(Interface dataset entries)
_ _ _ _

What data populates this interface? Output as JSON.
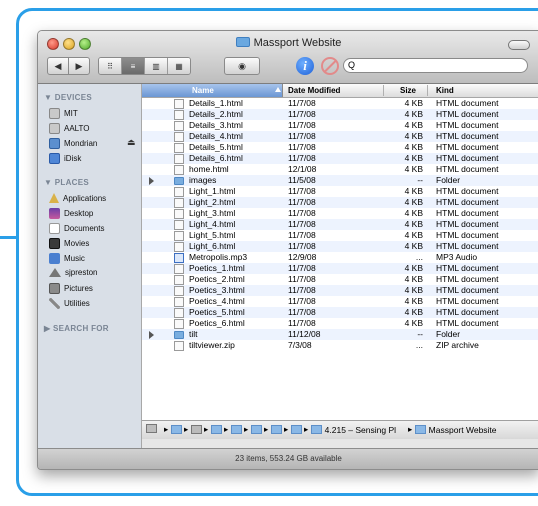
{
  "window": {
    "title": "Massport Website",
    "status": "23 items, 553.24 GB available"
  },
  "toolbar": {
    "back": "◀",
    "forward": "▶",
    "views": [
      "⠿",
      "≡",
      "▥",
      "▦"
    ],
    "eye": "◉",
    "info": "i",
    "search_placeholder": "Q"
  },
  "sidebar": {
    "devices_header": "▼ DEVICES",
    "devices": [
      "MIT",
      "AALTO",
      "Mondrian",
      "iDisk"
    ],
    "eject": "⏏",
    "places_header": "▼ PLACES",
    "places": [
      "Applications",
      "Desktop",
      "Documents",
      "Movies",
      "Music",
      "sjpreston",
      "Pictures",
      "Utilities"
    ],
    "search_header": "▶ SEARCH FOR"
  },
  "columns": {
    "name": "Name",
    "date": "Date Modified",
    "size": "Size",
    "kind": "Kind"
  },
  "files": [
    {
      "name": "Details_1.html",
      "date": "11/7/08",
      "size": "4 KB",
      "kind": "HTML document",
      "type": "doc"
    },
    {
      "name": "Details_2.html",
      "date": "11/7/08",
      "size": "4 KB",
      "kind": "HTML document",
      "type": "doc"
    },
    {
      "name": "Details_3.html",
      "date": "11/7/08",
      "size": "4 KB",
      "kind": "HTML document",
      "type": "doc"
    },
    {
      "name": "Details_4.html",
      "date": "11/7/08",
      "size": "4 KB",
      "kind": "HTML document",
      "type": "doc"
    },
    {
      "name": "Details_5.html",
      "date": "11/7/08",
      "size": "4 KB",
      "kind": "HTML document",
      "type": "doc"
    },
    {
      "name": "Details_6.html",
      "date": "11/7/08",
      "size": "4 KB",
      "kind": "HTML document",
      "type": "doc"
    },
    {
      "name": "home.html",
      "date": "12/1/08",
      "size": "4 KB",
      "kind": "HTML document",
      "type": "doc"
    },
    {
      "name": "images",
      "date": "11/5/08",
      "size": "--",
      "kind": "Folder",
      "type": "folder"
    },
    {
      "name": "Light_1.html",
      "date": "11/7/08",
      "size": "4 KB",
      "kind": "HTML document",
      "type": "doc"
    },
    {
      "name": "Light_2.html",
      "date": "11/7/08",
      "size": "4 KB",
      "kind": "HTML document",
      "type": "doc"
    },
    {
      "name": "Light_3.html",
      "date": "11/7/08",
      "size": "4 KB",
      "kind": "HTML document",
      "type": "doc"
    },
    {
      "name": "Light_4.html",
      "date": "11/7/08",
      "size": "4 KB",
      "kind": "HTML document",
      "type": "doc"
    },
    {
      "name": "Light_5.html",
      "date": "11/7/08",
      "size": "4 KB",
      "kind": "HTML document",
      "type": "doc"
    },
    {
      "name": "Light_6.html",
      "date": "11/7/08",
      "size": "4 KB",
      "kind": "HTML document",
      "type": "doc"
    },
    {
      "name": "Metropolis.mp3",
      "date": "12/9/08",
      "size": "...",
      "kind": "MP3 Audio",
      "type": "audio"
    },
    {
      "name": "Poetics_1.html",
      "date": "11/7/08",
      "size": "4 KB",
      "kind": "HTML document",
      "type": "doc"
    },
    {
      "name": "Poetics_2.html",
      "date": "11/7/08",
      "size": "4 KB",
      "kind": "HTML document",
      "type": "doc"
    },
    {
      "name": "Poetics_3.html",
      "date": "11/7/08",
      "size": "4 KB",
      "kind": "HTML document",
      "type": "doc"
    },
    {
      "name": "Poetics_4.html",
      "date": "11/7/08",
      "size": "4 KB",
      "kind": "HTML document",
      "type": "doc"
    },
    {
      "name": "Poetics_5.html",
      "date": "11/7/08",
      "size": "4 KB",
      "kind": "HTML document",
      "type": "doc"
    },
    {
      "name": "Poetics_6.html",
      "date": "11/7/08",
      "size": "4 KB",
      "kind": "HTML document",
      "type": "doc"
    },
    {
      "name": "tilt",
      "date": "11/12/08",
      "size": "--",
      "kind": "Folder",
      "type": "folder"
    },
    {
      "name": "tiltviewer.zip",
      "date": "7/3/08",
      "size": "...",
      "kind": "ZIP archive",
      "type": "doc"
    }
  ],
  "pathbar": {
    "segments": [
      "4.215 – Sensing Pl",
      "Massport Website"
    ],
    "arrow": "▸"
  },
  "colors": {
    "frame": "#2a9fe8",
    "selection_header": "#6b96d3",
    "alt_row": "#edf3fe"
  }
}
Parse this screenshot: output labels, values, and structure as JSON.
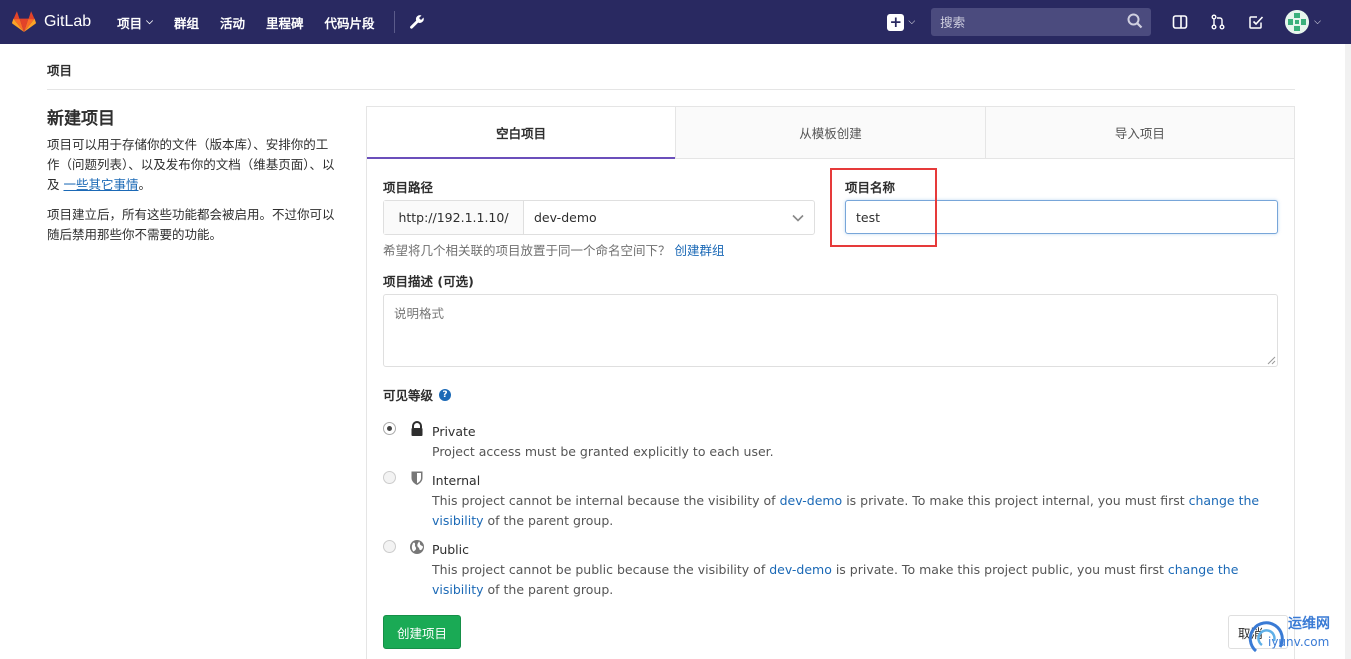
{
  "navbar": {
    "brand": "GitLab",
    "links": [
      {
        "label": "项目",
        "dropdown": true
      },
      {
        "label": "群组",
        "dropdown": false
      },
      {
        "label": "活动",
        "dropdown": false
      },
      {
        "label": "里程碑",
        "dropdown": false
      },
      {
        "label": "代码片段",
        "dropdown": false
      }
    ],
    "search_placeholder": "搜索",
    "bg_color": "#292961"
  },
  "breadcrumb": "项目",
  "sidebar": {
    "title": "新建项目",
    "para1_text": "项目可以用于存储你的文件（版本库）、安排你的工作（问题列表）、以及发布你的文档（维基页面）、以及 ",
    "para1_link": "一些其它事情",
    "para1_end": "。",
    "para2": "项目建立后，所有这些功能都会被启用。不过你可以随后禁用那些你不需要的功能。"
  },
  "tabs": [
    {
      "label": "空白项目",
      "active": true
    },
    {
      "label": "从模板创建",
      "active": false
    },
    {
      "label": "导入项目",
      "active": false
    }
  ],
  "form": {
    "path_label": "项目路径",
    "path_prefix": "http://192.1.1.10/",
    "namespace": "dev-demo",
    "hint_text": "希望将几个相关联的项目放置于同一个命名空间下？",
    "hint_link": "创建群组",
    "name_label": "项目名称",
    "name_value": "test",
    "desc_label": "项目描述 (可选)",
    "desc_placeholder": "说明格式",
    "visibility_title": "可见等级",
    "visibility": [
      {
        "name": "Private",
        "checked": true,
        "desc_parts": [
          "Project access must be granted explicitly to each user."
        ]
      },
      {
        "name": "Internal",
        "checked": false,
        "desc_parts": [
          "This project cannot be internal because the visibility of ",
          "dev-demo",
          " is private. To make this project internal, you must first ",
          "change the visibility",
          " of the parent group."
        ]
      },
      {
        "name": "Public",
        "checked": false,
        "desc_parts": [
          "This project cannot be public because the visibility of ",
          "dev-demo",
          " is private. To make this project public, you must first ",
          "change the visibility",
          " of the parent group."
        ]
      }
    ],
    "create_button": "创建项目",
    "cancel_button": "取消"
  },
  "watermark": {
    "line1": "运维网",
    "line2": "iyunv.com"
  },
  "colors": {
    "accent": "#6b4fbb",
    "link": "#1b69b6",
    "success": "#1aaa55",
    "highlight": "#e63a3a"
  }
}
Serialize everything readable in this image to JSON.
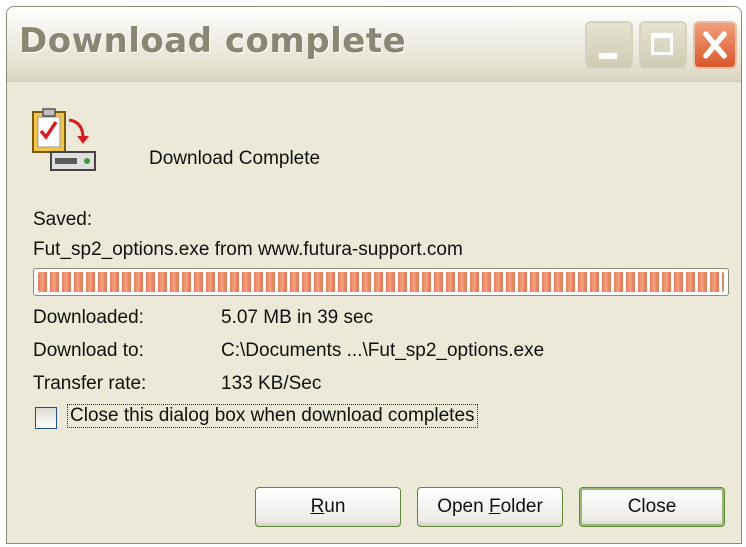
{
  "window": {
    "title": "Download complete",
    "controls": {
      "minimize_icon": "minimize-icon",
      "maximize_icon": "maximize-icon",
      "close_icon": "close-icon"
    }
  },
  "content": {
    "heading": "Download Complete",
    "saved_label": "Saved:",
    "filename_line": "Fut_sp2_options.exe from www.futura-support.com",
    "progress_percent": 100,
    "details": [
      {
        "label": "Downloaded:",
        "value": "5.07 MB in 39 sec"
      },
      {
        "label": "Download to:",
        "value": "C:\\Documents ...\\Fut_sp2_options.exe"
      },
      {
        "label": "Transfer rate:",
        "value": "133 KB/Sec"
      }
    ],
    "close_when_complete": {
      "label": "Close this dialog box when download completes",
      "checked": false
    }
  },
  "buttons": {
    "run": {
      "prefix": "",
      "accel": "R",
      "suffix": "un"
    },
    "open_folder": {
      "prefix": "Open ",
      "accel": "F",
      "suffix": "older"
    },
    "close": {
      "label": "Close"
    }
  },
  "colors": {
    "face": "#ECE9D8",
    "progress": "#E07A5A",
    "close_button": "#D9572C"
  }
}
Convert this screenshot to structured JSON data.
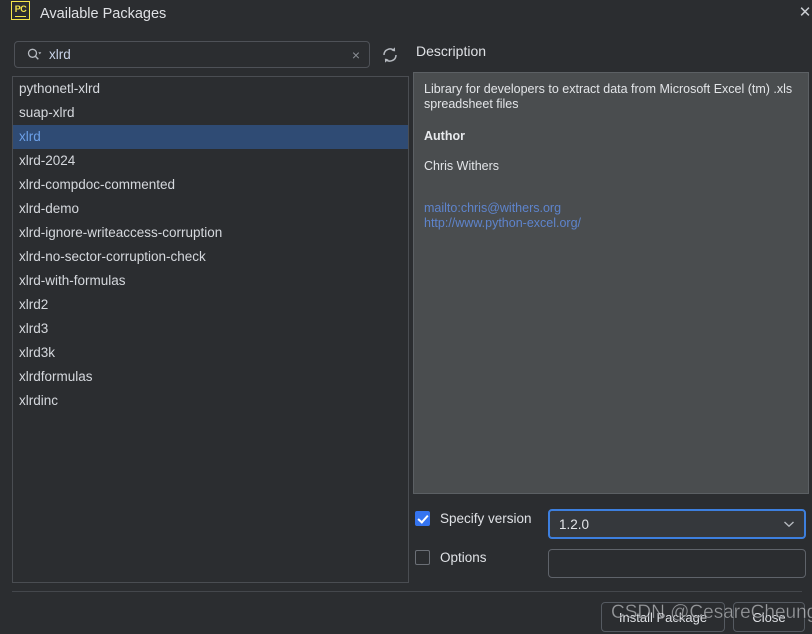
{
  "window": {
    "title": "Available Packages",
    "logo_text": "PC",
    "logo_icon": "pycharm-logo-icon",
    "close_icon": "window-close-icon"
  },
  "search": {
    "value": "xlrd",
    "placeholder": "",
    "search_icon": "search-dropdown-icon",
    "clear_icon": "clear-icon",
    "clear_glyph": "×",
    "refresh_icon": "refresh-icon"
  },
  "package_list": {
    "selected": "xlrd",
    "items": [
      "pythonetl-xlrd",
      "suap-xlrd",
      "xlrd",
      "xlrd-2024",
      "xlrd-compdoc-commented",
      "xlrd-demo",
      "xlrd-ignore-writeaccess-corruption",
      "xlrd-no-sector-corruption-check",
      "xlrd-with-formulas",
      "xlrd2",
      "xlrd3",
      "xlrd3k",
      "xlrdformulas",
      "xlrdinc"
    ]
  },
  "description": {
    "label": "Description",
    "summary": "Library for developers to extract data from Microsoft Excel (tm) .xls spreadsheet files",
    "author_heading": "Author",
    "author_name": "Chris Withers",
    "links": [
      "mailto:chris@withers.org",
      "http://www.python-excel.org/"
    ]
  },
  "options": {
    "specify_version_label": "Specify version",
    "specify_version_checked": true,
    "version_value": "1.2.0",
    "version_dropdown_icon": "chevron-down-icon",
    "options_label": "Options",
    "options_checked": false,
    "options_value": "",
    "options_placeholder": ""
  },
  "footer": {
    "install_label": "Install Package",
    "close_label": "Close"
  },
  "watermark": {
    "text": "CSDN @CesareCheung"
  },
  "colors": {
    "background": "#2b2d30",
    "selection": "#2f4b74",
    "selection_text": "#6ca0e8",
    "accent_blue": "#3574f0",
    "focus_ring": "#3d7fde",
    "link": "#5e84cc",
    "desc_panel": "#4a4d4f",
    "logo_yellow": "#f5e64a"
  }
}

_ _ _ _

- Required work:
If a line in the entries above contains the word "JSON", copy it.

- Answer box:
What data populates this interface? Output as JSON.
Parse this screenshot: output labels, values, and structure as JSON.
Serialize everything readable in this image to JSON.
Convert this screenshot to structured JSON data.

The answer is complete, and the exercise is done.